The Scaleby Bog Body: Background (Scaleby East & West)
A body found in 1845 at Scaleby, north of Carlisle turned out to be possibly a woman who had been deliberately killed and buried in the bog, more than 2000 years before.
In 1845 George Hogg made a surprising discovery while digging for peat. Eight or nine feet down in the bog he found human remains wrapped up in a deer hide garment, and tied with leather thongs. Parts of the skeleton survived, together with intestines, which ‘seemed to have undergone something like the process of tanning’ (Carlisle Journal, 7 June 1845). The skull turned up a little later, with black hair, many teeth, and ‘a large portion of brain’. The preservation of the bones is unusual: usually with bog bodies the acid conditions eat away the bones, while the anaerobic conditions can preserve the skin.

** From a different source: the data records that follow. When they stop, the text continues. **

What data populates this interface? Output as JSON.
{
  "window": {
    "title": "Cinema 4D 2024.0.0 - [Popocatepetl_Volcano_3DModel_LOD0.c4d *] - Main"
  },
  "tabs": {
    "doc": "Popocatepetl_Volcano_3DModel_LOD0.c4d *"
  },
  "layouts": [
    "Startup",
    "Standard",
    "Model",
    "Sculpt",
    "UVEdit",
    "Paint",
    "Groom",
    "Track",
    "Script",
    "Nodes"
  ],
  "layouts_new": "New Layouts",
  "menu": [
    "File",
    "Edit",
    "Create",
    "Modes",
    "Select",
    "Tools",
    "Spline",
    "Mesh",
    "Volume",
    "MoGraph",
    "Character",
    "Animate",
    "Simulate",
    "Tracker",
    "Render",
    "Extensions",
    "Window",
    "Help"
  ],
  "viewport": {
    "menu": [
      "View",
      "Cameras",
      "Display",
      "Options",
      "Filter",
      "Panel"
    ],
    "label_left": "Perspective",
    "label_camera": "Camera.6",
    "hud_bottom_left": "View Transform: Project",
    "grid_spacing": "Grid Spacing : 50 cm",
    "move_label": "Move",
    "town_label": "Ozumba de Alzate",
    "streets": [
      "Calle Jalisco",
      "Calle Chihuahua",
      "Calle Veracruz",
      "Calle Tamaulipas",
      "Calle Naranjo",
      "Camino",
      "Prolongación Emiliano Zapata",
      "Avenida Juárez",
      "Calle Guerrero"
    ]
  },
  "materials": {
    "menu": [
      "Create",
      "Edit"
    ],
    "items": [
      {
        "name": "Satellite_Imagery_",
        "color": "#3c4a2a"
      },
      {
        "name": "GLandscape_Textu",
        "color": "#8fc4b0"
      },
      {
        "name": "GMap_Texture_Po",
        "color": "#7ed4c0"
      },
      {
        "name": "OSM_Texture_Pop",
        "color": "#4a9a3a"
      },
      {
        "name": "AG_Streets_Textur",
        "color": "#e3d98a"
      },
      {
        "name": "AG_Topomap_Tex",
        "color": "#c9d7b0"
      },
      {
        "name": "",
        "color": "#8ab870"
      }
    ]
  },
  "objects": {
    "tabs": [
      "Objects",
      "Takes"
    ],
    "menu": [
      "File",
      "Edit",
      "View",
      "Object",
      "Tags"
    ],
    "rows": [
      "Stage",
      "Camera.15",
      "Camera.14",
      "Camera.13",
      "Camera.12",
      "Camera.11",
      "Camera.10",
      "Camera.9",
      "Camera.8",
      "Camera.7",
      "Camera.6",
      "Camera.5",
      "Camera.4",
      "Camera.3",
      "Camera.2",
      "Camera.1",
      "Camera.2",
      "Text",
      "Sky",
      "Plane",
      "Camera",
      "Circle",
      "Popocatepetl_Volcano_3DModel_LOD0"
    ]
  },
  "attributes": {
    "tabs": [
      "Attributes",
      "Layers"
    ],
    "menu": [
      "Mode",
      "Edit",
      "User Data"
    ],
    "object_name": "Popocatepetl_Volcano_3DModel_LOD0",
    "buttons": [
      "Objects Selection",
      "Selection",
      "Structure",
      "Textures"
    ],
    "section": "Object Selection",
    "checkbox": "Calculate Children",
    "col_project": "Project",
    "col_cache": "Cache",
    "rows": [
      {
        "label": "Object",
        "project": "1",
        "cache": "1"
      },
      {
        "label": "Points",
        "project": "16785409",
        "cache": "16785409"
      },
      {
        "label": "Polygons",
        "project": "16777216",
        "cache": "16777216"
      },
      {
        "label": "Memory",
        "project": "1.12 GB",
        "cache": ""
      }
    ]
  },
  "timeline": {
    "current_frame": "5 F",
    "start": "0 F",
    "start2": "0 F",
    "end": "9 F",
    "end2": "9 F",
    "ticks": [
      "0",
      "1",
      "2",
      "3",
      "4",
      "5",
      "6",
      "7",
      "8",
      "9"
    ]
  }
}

Nothing was found with the body apart from the garment, and a thick heavy stick held in one hand, three feet long and twelve inches in circumference. From the fact that the body was full grown, but of small stature, it was speculated that it might have been a woman: and even in 1845 it was recognised that the body had lain there since prehistoric times.
The skeleton and other parts were sent by a local clergyman to the Derbyshire antiquary, Thomas Bateman. His collection was auctioned off in 1893 and somehow seems to have been acquired by the Natural History Museum. But while they were still there in 1965, they seem since to have been mislaid.
Bog bodies are much better known now than they were then, notably of course Lindow Man, but some eighty or so are known from the British Isles. Although they seem usually to be Iron Age, this one may be early, even Bronze Age. Although accidental death cannot be ruled out the probability is that she (if it is a woman) was deliberately buried in the bog, having probably been deliberately killed.
Another Cumbrian bog body is known from Seascale Moss, a naked adult male discovered in 1834. From its description, this was more typical, in that the bones had gone, but the skin was preserved, giving ‘the hands the appearance of a pair of fine leather gloves: the nails still continuing on the fingers’ (Cumberland Pacquet, 3 June 1834). A ‘walking stick of hazel’ was found with the body. There was no evidence of violent death, but the deliberate placing of the body in the bog suggests it too was a ritual killing and deposition, probably Iron Age in date.
R C Turner, ‘A Cumbrian Bog Body from Scaleby’, TrCWAAS vol 88(1988), pp.1-7
R C Turner, ‘Another Cumbrian Bog Body, found in Seascale Moss in 1834, TrCWAAS, vol 89(1989), --21-23
Photo of the hand of an Irish Bog Body, Old Croghan Man, National Museum of Ireland, Dublin
Text and photo by Bill Shannon